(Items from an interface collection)
== Segment start ==

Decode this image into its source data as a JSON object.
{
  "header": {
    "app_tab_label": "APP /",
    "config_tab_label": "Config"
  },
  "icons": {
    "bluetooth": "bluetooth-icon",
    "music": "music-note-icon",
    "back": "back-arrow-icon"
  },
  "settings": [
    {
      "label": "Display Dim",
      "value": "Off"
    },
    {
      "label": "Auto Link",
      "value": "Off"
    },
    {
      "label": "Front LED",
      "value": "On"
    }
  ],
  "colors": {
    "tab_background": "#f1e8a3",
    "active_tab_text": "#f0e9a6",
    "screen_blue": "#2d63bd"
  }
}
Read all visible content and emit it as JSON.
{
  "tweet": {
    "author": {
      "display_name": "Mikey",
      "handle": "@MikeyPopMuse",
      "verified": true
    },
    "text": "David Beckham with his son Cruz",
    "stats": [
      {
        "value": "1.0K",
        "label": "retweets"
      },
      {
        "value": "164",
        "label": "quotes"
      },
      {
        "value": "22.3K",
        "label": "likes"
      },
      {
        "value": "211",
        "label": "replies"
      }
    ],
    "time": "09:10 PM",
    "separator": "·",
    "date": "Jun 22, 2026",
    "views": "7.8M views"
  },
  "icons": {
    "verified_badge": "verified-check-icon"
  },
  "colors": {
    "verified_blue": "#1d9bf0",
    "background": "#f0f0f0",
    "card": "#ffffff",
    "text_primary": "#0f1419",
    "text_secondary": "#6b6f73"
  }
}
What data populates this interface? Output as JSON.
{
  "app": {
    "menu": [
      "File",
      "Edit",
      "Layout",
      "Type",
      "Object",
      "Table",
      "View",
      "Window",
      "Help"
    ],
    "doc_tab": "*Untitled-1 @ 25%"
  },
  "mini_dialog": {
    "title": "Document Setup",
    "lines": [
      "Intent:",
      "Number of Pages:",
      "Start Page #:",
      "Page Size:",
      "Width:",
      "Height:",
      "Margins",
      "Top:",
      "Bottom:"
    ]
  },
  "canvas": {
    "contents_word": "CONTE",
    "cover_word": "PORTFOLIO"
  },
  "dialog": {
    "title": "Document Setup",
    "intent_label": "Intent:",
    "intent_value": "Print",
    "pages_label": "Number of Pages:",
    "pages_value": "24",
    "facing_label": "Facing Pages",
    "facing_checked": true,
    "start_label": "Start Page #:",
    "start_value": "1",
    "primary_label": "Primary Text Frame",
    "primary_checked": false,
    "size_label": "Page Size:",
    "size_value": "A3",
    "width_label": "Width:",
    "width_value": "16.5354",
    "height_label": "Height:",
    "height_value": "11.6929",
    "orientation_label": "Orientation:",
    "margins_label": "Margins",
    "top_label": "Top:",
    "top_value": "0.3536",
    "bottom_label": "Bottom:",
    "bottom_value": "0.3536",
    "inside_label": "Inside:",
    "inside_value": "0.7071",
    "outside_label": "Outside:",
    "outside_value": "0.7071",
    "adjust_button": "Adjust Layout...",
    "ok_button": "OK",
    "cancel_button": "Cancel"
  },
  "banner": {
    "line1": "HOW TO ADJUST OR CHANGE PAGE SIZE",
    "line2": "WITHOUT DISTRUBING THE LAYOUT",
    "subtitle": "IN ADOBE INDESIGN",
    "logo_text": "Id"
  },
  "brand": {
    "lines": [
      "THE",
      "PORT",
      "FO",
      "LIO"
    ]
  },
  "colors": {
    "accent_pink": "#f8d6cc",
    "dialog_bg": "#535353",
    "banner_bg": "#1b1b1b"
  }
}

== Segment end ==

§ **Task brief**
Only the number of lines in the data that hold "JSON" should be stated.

§ **Task output**
3